UNDEFINED_DEVICE_ID EQU 00000H
You can see that VMM has the
ID of 1, VPICD has ID of 3 and so on. VMM uses this unique ID to find the
VxD that exports the requested VxD services. You also have to select the
service you want to call by its index in the service branch table. When
a VxD exports VxD services, it stores the addresses of the services in
a table. VMM will use the supplied index to locate the address of the desired
service from the service table. For example, if you want to call GetVersion
which is the first service, you have to specify 0 ( the index is zero-based).
The real mechanism of calling VxD services involves int 20h. Your code
issues int 20h followed by a dword value that is composed of the device
ID and the service index. For example, if you want to call service number
1 which is exported by a VxD that has the device ID of 000Dh, the code
would like this:
The high word of the dword that
follows int 20h instruction contains the device ID. The low word is the
zero-based index into the service table.
When int 20h is issued,
VMM gains control and it examines the dword that immediately follows the
interrupt instruction. Then it extracts the device ID and uses it to locate
the VxD and then uses the service index to locate the address of the desired
service in that VxD.
You can see that this operation
is time-consuming. VMM must waste time in locating the VxD and the address
of the desired service. So VMM cheats
a little. After the first int 20h operation is successful, VMM snaps
the link. By snapping the link, it means VMM replaces the int
20h and the followed dword with the direct call to the service. So the
above int 20h snippet would be transformed to:
call dword ptr [VxD_Service_Address]
This trick works because the
int 20h+dword takes 6 bytes, which is exactly the same as call
dword ptr instruction. So subsequent calls are fast and efficient.
This method has its pros and cons. On the good side, it reduces the workload
of VMM and VxD Loader because they don't have to fix ALL
service calls of VxDs at load time. The calls which are never executed
will remain unmodified. On the not-so-good side, it makes it impossible
to unload the static VxD once its services are linked to. Since VMM fixes
the calls with the actual addresses of the VxD services, if the VxDs which
provide those services are unloaded from memory, other VxDs which are dependent
on their services will quite likely crash the system with calls to invalid
memory address. There is no mechanism to unsnap
the links. The corollary of this is that dynamic VxDs are not suitable
as VxD service providers.
callbacks or callback functions are functions in VxD that exist to be called
by other VxDs. Don't confuse between callbacks and VxD services. Callbacks
are not public like services.

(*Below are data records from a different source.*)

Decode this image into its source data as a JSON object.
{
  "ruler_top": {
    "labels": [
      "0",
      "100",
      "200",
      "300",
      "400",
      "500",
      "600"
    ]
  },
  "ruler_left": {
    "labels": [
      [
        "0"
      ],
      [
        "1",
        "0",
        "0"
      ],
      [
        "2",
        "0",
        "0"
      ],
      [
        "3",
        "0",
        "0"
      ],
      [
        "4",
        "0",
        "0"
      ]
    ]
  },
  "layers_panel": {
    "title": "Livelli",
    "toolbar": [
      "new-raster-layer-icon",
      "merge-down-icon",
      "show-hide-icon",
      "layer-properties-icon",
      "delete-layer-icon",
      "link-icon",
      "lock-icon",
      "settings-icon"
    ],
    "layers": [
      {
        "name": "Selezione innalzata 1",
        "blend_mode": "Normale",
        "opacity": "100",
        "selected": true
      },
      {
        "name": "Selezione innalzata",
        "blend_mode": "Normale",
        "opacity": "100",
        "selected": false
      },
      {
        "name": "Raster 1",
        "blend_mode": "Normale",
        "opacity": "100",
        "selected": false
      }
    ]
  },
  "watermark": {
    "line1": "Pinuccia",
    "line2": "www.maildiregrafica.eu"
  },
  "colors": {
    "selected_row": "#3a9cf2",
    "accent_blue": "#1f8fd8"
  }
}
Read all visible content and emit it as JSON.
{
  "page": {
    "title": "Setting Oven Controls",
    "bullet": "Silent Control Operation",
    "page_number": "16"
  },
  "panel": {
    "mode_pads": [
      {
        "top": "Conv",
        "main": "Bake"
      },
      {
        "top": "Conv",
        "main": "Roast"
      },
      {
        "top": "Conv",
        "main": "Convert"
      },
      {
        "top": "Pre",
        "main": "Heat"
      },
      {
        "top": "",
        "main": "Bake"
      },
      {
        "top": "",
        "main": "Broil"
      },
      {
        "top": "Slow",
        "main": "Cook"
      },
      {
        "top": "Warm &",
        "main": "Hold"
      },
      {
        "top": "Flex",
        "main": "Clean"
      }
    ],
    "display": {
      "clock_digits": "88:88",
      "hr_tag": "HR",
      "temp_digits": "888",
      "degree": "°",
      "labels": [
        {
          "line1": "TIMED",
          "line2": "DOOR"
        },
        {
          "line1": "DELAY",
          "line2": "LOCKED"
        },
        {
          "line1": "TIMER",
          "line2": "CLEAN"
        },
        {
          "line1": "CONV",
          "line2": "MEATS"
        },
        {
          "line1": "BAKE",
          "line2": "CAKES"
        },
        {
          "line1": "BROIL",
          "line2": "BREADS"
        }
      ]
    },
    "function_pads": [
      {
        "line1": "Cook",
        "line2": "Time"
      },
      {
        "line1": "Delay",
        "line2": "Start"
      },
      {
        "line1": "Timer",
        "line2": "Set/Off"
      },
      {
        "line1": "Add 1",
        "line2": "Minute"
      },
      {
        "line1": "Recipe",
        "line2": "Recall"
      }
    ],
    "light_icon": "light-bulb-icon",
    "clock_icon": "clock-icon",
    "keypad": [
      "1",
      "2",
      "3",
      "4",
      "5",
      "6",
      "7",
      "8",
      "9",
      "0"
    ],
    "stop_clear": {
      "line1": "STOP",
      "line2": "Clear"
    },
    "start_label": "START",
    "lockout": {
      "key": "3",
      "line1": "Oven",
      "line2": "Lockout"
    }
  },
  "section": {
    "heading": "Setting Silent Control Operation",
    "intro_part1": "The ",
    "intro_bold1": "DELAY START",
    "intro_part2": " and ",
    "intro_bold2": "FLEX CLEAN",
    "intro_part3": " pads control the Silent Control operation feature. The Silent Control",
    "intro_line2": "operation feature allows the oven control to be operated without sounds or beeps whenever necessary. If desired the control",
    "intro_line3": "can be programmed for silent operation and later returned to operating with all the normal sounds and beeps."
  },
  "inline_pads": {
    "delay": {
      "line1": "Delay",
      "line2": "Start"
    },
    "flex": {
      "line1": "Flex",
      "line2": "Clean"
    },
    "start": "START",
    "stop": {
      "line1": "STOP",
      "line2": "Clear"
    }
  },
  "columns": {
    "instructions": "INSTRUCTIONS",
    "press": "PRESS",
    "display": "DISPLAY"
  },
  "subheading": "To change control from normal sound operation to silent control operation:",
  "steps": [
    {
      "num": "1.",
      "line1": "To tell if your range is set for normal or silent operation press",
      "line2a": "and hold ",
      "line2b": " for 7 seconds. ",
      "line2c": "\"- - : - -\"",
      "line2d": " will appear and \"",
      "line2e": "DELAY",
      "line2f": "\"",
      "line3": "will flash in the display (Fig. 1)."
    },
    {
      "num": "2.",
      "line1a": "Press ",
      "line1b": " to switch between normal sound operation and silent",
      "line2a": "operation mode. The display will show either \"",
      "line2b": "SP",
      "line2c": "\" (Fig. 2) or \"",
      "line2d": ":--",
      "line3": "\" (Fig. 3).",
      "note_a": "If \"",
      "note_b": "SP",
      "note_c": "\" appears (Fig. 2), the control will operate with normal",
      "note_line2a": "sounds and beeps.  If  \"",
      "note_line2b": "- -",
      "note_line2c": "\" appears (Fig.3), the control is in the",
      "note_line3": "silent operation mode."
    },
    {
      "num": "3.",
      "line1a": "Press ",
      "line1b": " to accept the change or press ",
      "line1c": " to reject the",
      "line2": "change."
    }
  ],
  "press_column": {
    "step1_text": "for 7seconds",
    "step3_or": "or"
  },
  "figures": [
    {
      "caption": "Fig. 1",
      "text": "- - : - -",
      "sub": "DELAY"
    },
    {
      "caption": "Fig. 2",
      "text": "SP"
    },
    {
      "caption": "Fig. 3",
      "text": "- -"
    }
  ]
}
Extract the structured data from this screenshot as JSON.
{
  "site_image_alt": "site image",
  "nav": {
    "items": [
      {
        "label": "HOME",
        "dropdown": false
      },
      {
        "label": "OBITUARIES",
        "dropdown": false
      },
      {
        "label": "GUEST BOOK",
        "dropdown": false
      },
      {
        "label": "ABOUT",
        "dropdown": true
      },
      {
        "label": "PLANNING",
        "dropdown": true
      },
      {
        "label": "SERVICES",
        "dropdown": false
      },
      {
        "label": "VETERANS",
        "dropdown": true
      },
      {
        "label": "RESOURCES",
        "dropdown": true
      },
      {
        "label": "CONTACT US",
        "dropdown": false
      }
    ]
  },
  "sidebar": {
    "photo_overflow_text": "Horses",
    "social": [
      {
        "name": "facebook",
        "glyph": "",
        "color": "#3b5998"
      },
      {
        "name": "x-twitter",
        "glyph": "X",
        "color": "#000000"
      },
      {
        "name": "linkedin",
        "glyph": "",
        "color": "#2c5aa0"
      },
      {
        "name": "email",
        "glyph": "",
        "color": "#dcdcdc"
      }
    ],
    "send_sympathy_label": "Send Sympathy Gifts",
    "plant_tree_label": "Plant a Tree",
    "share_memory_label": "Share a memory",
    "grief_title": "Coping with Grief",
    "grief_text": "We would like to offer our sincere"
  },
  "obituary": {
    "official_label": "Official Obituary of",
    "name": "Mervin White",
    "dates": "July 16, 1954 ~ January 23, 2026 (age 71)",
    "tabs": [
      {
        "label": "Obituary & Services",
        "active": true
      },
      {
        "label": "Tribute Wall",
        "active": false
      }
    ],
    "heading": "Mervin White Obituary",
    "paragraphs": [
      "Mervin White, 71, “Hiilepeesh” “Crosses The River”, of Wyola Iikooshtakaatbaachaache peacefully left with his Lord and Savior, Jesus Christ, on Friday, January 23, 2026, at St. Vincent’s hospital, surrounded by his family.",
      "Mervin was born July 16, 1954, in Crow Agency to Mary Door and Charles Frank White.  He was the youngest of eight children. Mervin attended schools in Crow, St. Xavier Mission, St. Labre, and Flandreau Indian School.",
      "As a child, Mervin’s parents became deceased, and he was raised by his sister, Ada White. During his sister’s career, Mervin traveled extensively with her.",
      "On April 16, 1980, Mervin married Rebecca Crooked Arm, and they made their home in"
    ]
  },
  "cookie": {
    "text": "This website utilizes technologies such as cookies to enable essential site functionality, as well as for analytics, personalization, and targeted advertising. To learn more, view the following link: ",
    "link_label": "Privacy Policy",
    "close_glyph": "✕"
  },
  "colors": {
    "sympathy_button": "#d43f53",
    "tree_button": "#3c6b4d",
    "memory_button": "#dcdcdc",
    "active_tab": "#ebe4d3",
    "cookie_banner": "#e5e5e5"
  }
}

They are private functions whose adresses
the VxD gives to other VxDs in specific situations.
For example, when a VxD is servicing a hardware interrupt, since VMM is
not reentrant, the VxD cannot use any VxD services that may cause page
faults (thus re-enter VMM). The VxD may give the address of one of its
own function (callback) to VMM so that VMM can call the function when VMM
can tolerate page faults. The VxD can then proceed with its work when its
callback function is called. The callback idea is not unique to VxD. Many
Windows APIs use them as well. The best example is perhaps the window procedure.
You specify the address of a window procedure in WNDCLASS or WNDCLASSEX
structure and pass it to Windows with RegisterClass or RegisterClassEx
call. Windows will call your window procedure when there are messages for
the window. Another example is the Window hook procedure. Your application
gives the address of the hook procedure to Windows so that Windows will
call it when the events the application is interested in happen.
The above three methods
are for communication between VxDs. There are also interfaces for V86,
protected-mode and Win32 application. I will cover VxD interface for Win32
application in the next tutorials.
[Iczelion's Win32 Assembly